Novelist Herman Hesse said: “Every age, every culture, every custom and tradition has its own character, its own weakness and its own strength, its beauties and cruelties.” Through centuries we’ve grown accustomed to certain kind of conventions, some passed on by older generations as a kind of “we’ve always done it this way” and some just grow out of nothing, until they become significant.
Can you learn culture? Probably! But it does take awhile, and it demands a lot of patience, and the risk of embarrassing yourself and others, when cultures clash, and our differences come obvious. It’s in these kinds of situations you might need to be flexible, and open to new experiences. Even as simple as buying some bread at the local bakery. Not knowing how to buy the bread there can be a tiny bit stressful. (i.e. not knowing how the queue system works, not know how to ask a question in the host country language, not knowing how to respond to the person behind you in line starts talking to you in the host country language, etc.)
Waaaaaay back when, we were taught that to survive we somehow had to adapt. We were never the ones to lay down the rules, there was always something stronger than us. Since then we have desperately tried to prove that we are greater than we think, but we’re still bound to be flexible. We still have to compromise every now and then. When you have just arrived at your latest international school posting, there is much you will have to compromise! Luckily, there are the teachers that started at that school the year before there able to help you along your way trying to be flexible in every situation.

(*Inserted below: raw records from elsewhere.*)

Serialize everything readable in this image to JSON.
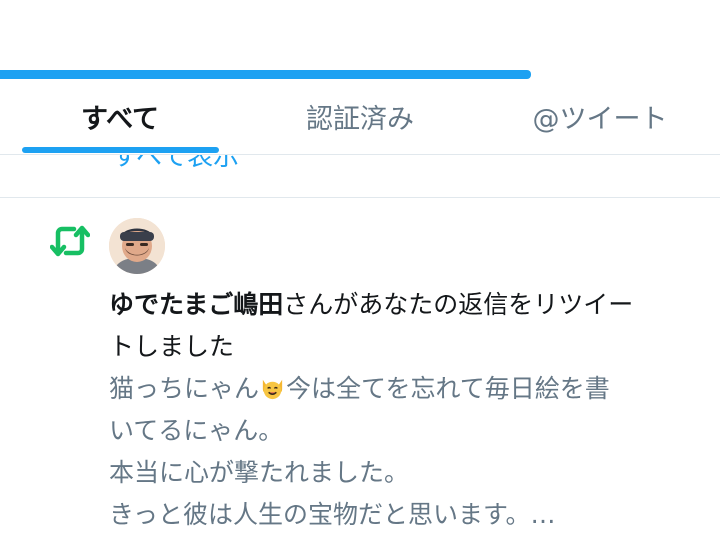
{
  "tabs": [
    {
      "label": "すべて",
      "active": true
    },
    {
      "label": "認証済み"
    },
    {
      "label": "@ツイート"
    }
  ],
  "previous_item": {
    "show_all": "すべて表示"
  },
  "notification": {
    "icon": "retweet-icon",
    "user_name": "ゆでたまご嶋田",
    "action_line1": "さんがあなたの返信をリツイー",
    "action_line2": "トしました",
    "tweet_lines": [
      "猫っちにゃん",
      "今は全てを忘れて毎日絵を書",
      "いてるにゃん。",
      "本当に心が撃たれました。",
      "きっと彼は人生の宝物だと思います。…"
    ],
    "emoji": "cat-face-emoji"
  },
  "colors": {
    "accent": "#1da1f2",
    "retweet": "#17bf63",
    "muted": "#657786",
    "text": "#14171a"
  }
}
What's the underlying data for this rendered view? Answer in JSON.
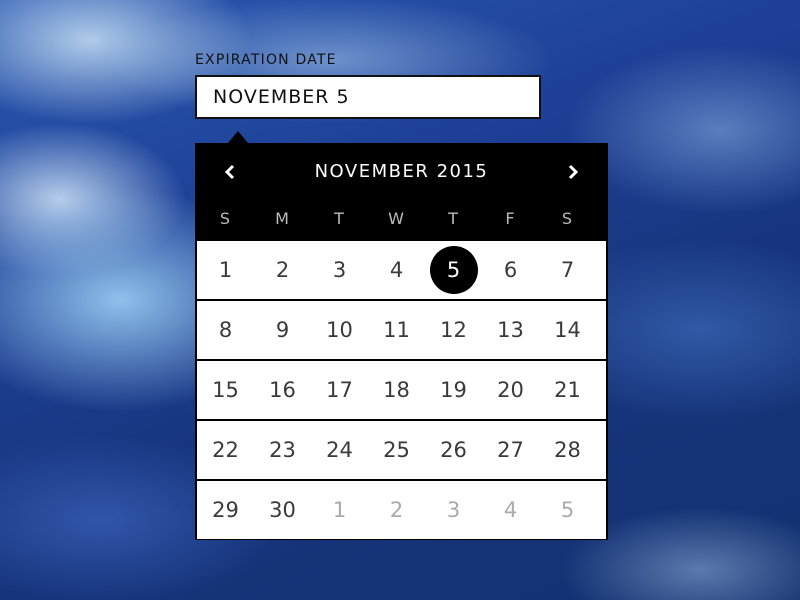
{
  "field": {
    "label": "EXPIRATION DATE",
    "value": "NOVEMBER 5",
    "placeholder": ""
  },
  "calendar": {
    "title": "NOVEMBER 2015",
    "prev_icon": "chevron-left-icon",
    "next_icon": "chevron-right-icon",
    "weekdays": [
      "S",
      "M",
      "T",
      "W",
      "T",
      "F",
      "S"
    ],
    "selected_day": "5",
    "weeks": [
      [
        {
          "label": "1",
          "muted": false
        },
        {
          "label": "2",
          "muted": false
        },
        {
          "label": "3",
          "muted": false
        },
        {
          "label": "4",
          "muted": false
        },
        {
          "label": "5",
          "muted": false,
          "selected": true
        },
        {
          "label": "6",
          "muted": false
        },
        {
          "label": "7",
          "muted": false
        }
      ],
      [
        {
          "label": "8",
          "muted": false
        },
        {
          "label": "9",
          "muted": false
        },
        {
          "label": "10",
          "muted": false
        },
        {
          "label": "11",
          "muted": false
        },
        {
          "label": "12",
          "muted": false
        },
        {
          "label": "13",
          "muted": false
        },
        {
          "label": "14",
          "muted": false
        }
      ],
      [
        {
          "label": "15",
          "muted": false
        },
        {
          "label": "16",
          "muted": false
        },
        {
          "label": "17",
          "muted": false
        },
        {
          "label": "18",
          "muted": false
        },
        {
          "label": "19",
          "muted": false
        },
        {
          "label": "20",
          "muted": false
        },
        {
          "label": "21",
          "muted": false
        }
      ],
      [
        {
          "label": "22",
          "muted": false
        },
        {
          "label": "23",
          "muted": false
        },
        {
          "label": "24",
          "muted": false
        },
        {
          "label": "25",
          "muted": false
        },
        {
          "label": "26",
          "muted": false
        },
        {
          "label": "27",
          "muted": false
        },
        {
          "label": "28",
          "muted": false
        }
      ],
      [
        {
          "label": "29",
          "muted": false
        },
        {
          "label": "30",
          "muted": false
        },
        {
          "label": "1",
          "muted": true
        },
        {
          "label": "2",
          "muted": true
        },
        {
          "label": "3",
          "muted": true
        },
        {
          "label": "4",
          "muted": true
        },
        {
          "label": "5",
          "muted": true
        }
      ]
    ]
  },
  "colors": {
    "header_bg": "#000000",
    "day_text": "#3a3a3a",
    "muted_text": "#aaaaaa",
    "selected_bg": "#000000",
    "selected_text": "#ffffff"
  }
}
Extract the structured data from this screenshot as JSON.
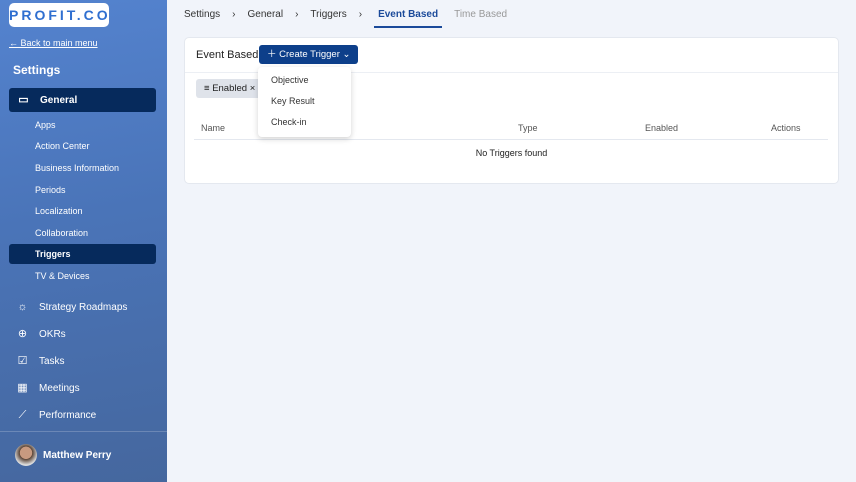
{
  "sidebar": {
    "logo": "PROFIT.CO",
    "back": "← Back to main menu",
    "heading": "Settings",
    "general": "General",
    "sub_items": [
      "Apps",
      "Action Center",
      "Business Information",
      "Periods",
      "Localization",
      "Collaboration",
      "Triggers",
      "TV & Devices"
    ],
    "nav": [
      {
        "label": "Strategy Roadmaps",
        "icon": "bulb-icon"
      },
      {
        "label": "OKRs",
        "icon": "target-icon"
      },
      {
        "label": "Tasks",
        "icon": "clipboard-check-icon"
      },
      {
        "label": "Meetings",
        "icon": "calendar-icon"
      },
      {
        "label": "Performance",
        "icon": "chart-line-icon"
      }
    ],
    "user": "Matthew Perry"
  },
  "breadcrumb": {
    "items": [
      "Settings",
      "General",
      "Triggers"
    ],
    "tabs": [
      "Event Based",
      "Time Based"
    ]
  },
  "card": {
    "title": "Event Based",
    "create": "Create Trigger",
    "filter": "Enabled",
    "columns": [
      "Name",
      "Type",
      "Enabled",
      "Actions"
    ],
    "empty": "No Triggers found"
  },
  "dropdown": [
    "Objective",
    "Key Result",
    "Check-in"
  ]
}
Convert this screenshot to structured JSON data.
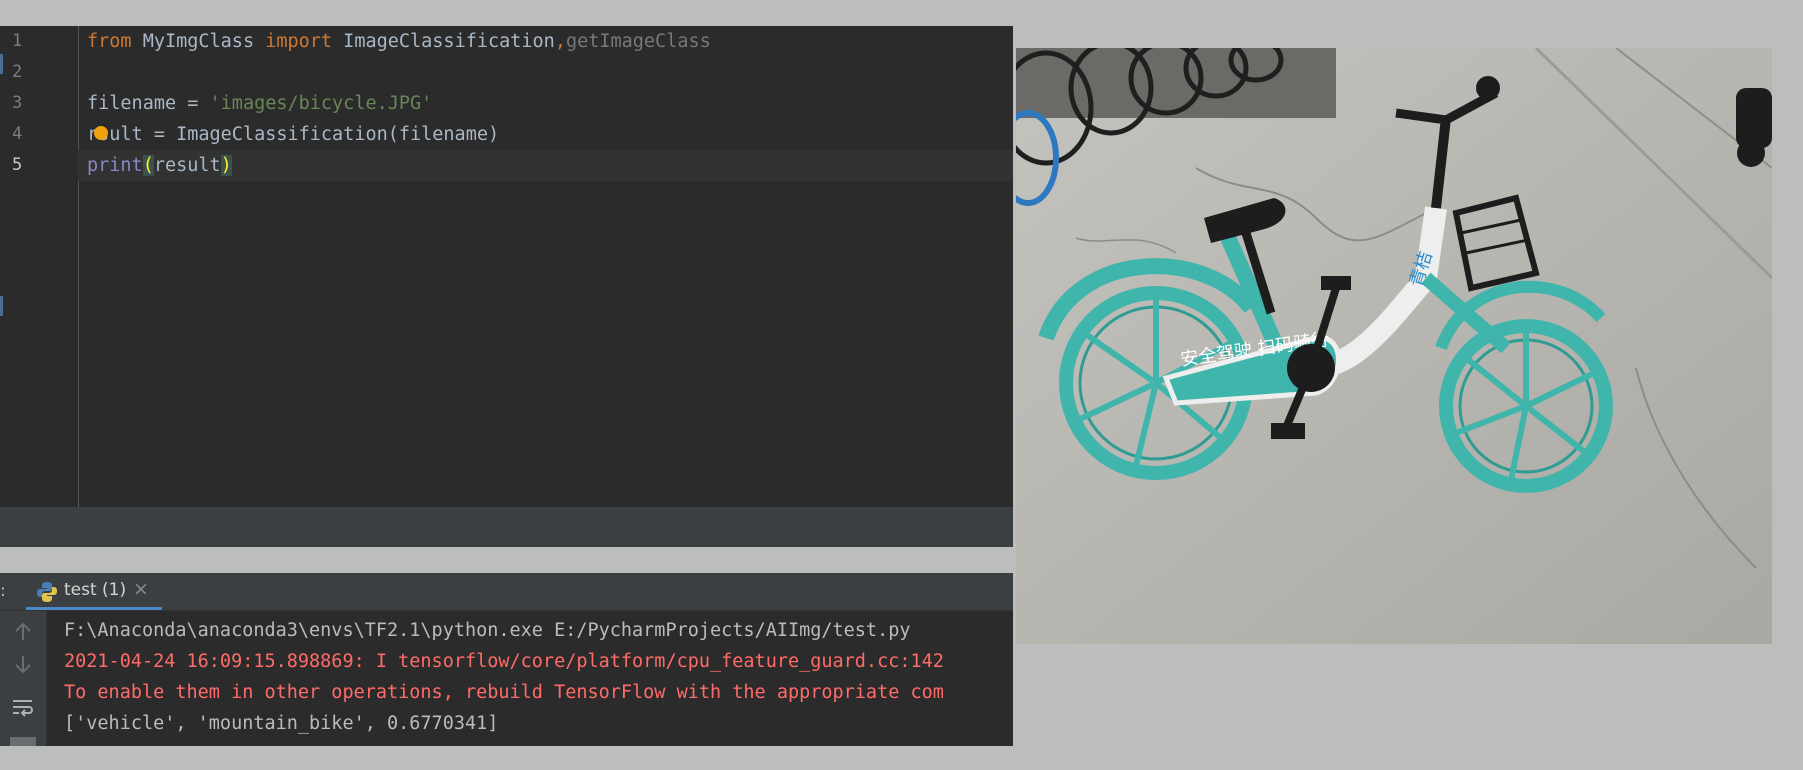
{
  "editor": {
    "line_numbers": [
      "1",
      "2",
      "3",
      "4",
      "5"
    ],
    "lines": {
      "l1": {
        "kw_from": "from",
        "module": " MyImgClass ",
        "kw_import": "import",
        "name1": " ImageClassification",
        "comma": ",",
        "name2": "getImageClass"
      },
      "l3": {
        "var": "filename = ",
        "str": "'images/bicycle.JPG'"
      },
      "l4": {
        "pre": "r",
        "rest": "sult = ImageClassification(filename)"
      },
      "l5": {
        "fn": "print",
        "open": "(",
        "arg": "result",
        "close": ")"
      }
    }
  },
  "run_panel": {
    "colon": ":",
    "tab_label": "test (1)",
    "close_glyph": "×",
    "icons": [
      "arrow-up-icon",
      "arrow-down-icon",
      "soft-wrap-icon"
    ],
    "console": [
      {
        "text": "F:\\Anaconda\\anaconda3\\envs\\TF2.1\\python.exe E:/PycharmProjects/AIImg/test.py",
        "type": "normal"
      },
      {
        "text": "2021-04-24 16:09:15.898869: I tensorflow/core/platform/cpu_feature_guard.cc:142",
        "type": "error"
      },
      {
        "text": "To enable them in other operations, rebuild TensorFlow with the appropriate com",
        "type": "error"
      },
      {
        "text": "['vehicle', 'mountain_bike', 0.6770341]",
        "type": "normal"
      }
    ]
  },
  "photo": {
    "subject": "teal shared bicycle on concrete",
    "chain_guard_text": "安全驾驶 扫码骑行",
    "frame_text": "青桔",
    "colors": {
      "teal": "#3fb5ac",
      "ground": "#b9b8b3",
      "white": "#eeeeee"
    }
  }
}
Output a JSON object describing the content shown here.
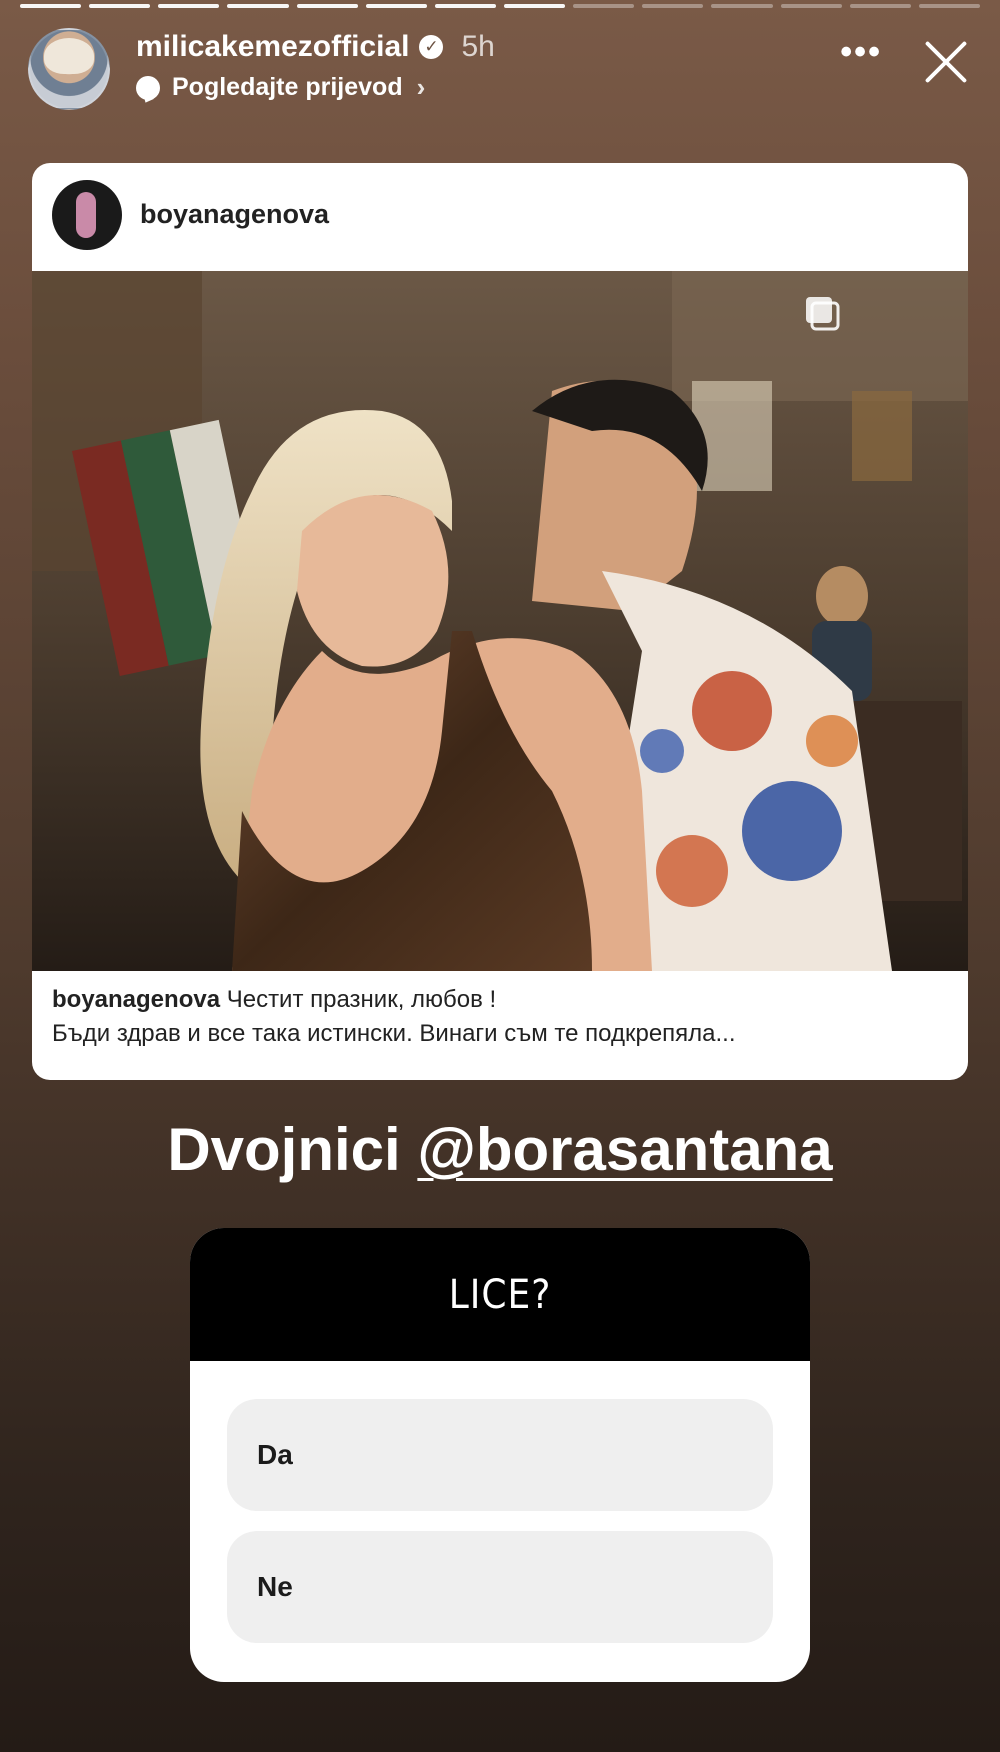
{
  "progress": {
    "total_segments": 14,
    "completed_segments": 8
  },
  "header": {
    "username": "milicakemezofficial",
    "time": "5h",
    "translate_label": "Pogledajte prijevod",
    "icons": [
      "verified-icon",
      "translate-icon",
      "chevron-right-icon",
      "more-icon",
      "close-icon"
    ]
  },
  "shared_post": {
    "username": "boyanagenova",
    "caption_user": "boyanagenova",
    "caption_line1": "Честит празник, любов !",
    "caption_line2": "Бъди здрав и все така истински. Винаги съм те подкрепяла...",
    "icons": [
      "carousel-icon"
    ]
  },
  "mention": {
    "text": "Dvojnici ",
    "tag": "@borasantana"
  },
  "poll": {
    "question": "LICE?",
    "options": [
      "Da",
      "Ne"
    ]
  }
}
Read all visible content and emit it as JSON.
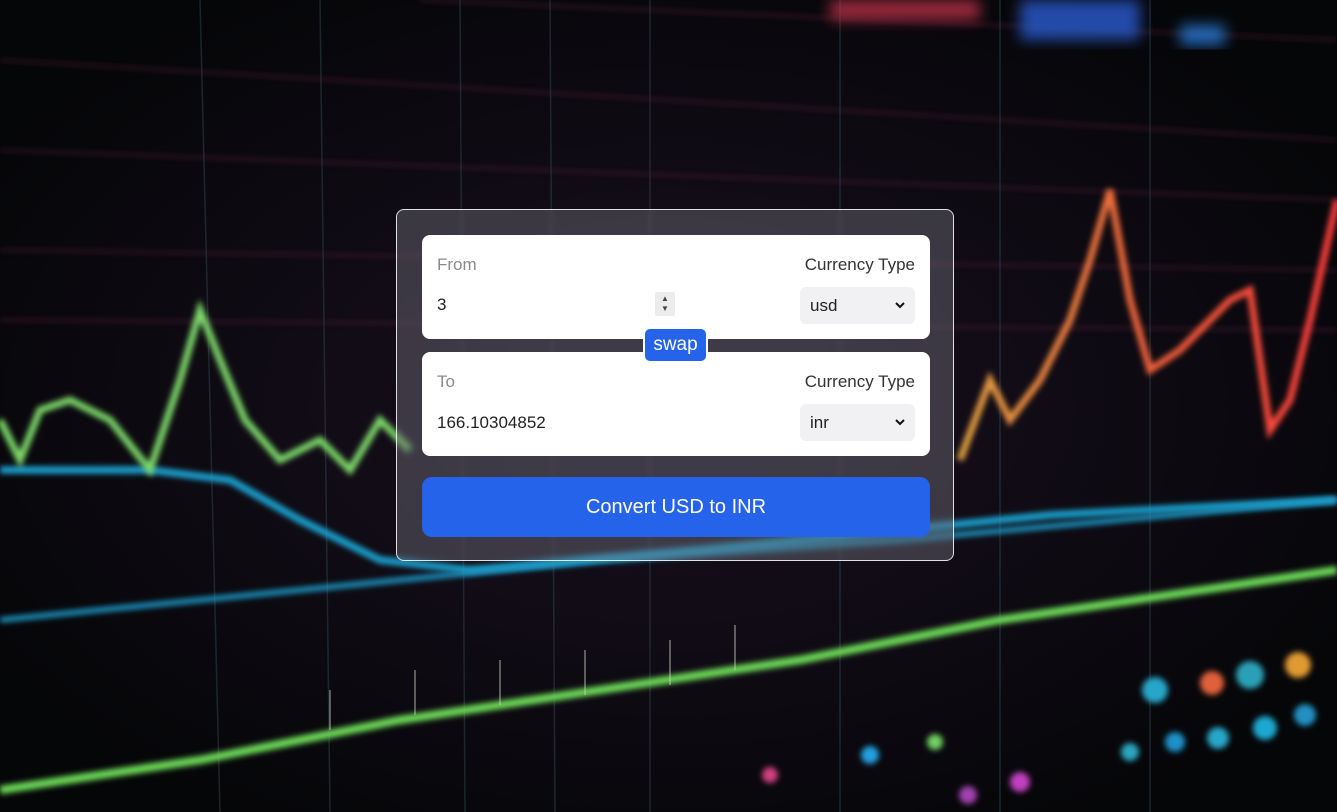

When you are new in some strange city that seems like anything you’ve ever seen, you have to have an open mind, maybe re-evaluate a little, and take things as they come. The easiest thing to do is just deeming everybody wrong, and yourself the master of right, but it really won’t get you far. In many international school locations you might be living in a new apartment that might not live up the standards you are used to, but still you have a roof over your head, and a bed to sleep in, and we all need to start somewhere. And then the grocery store, they don’t sell the same items you’re used to, so you have to be inventive and creative, and when has that ever hurt anyone. Everybody speaks a different language, the cars drive on the wrong side of the road, there’s no Starbucks, and the cinema’s more expensive, and so on and so on. A lot of things can be wrong or bad, if you don’t learn to compromise, and learn to be flexible. You might enjoy the little peculiarities, it might even broadened your view, and you gain more than you, at first, might thought, you’d lose.
I’ll leave you with some wise words from authoress Ayn Rand: “Man’s unique reward, however, is that while animals survive by adjusting themselves to their background, man survives by adjusting his background to himself.”
Take care, you…continue reading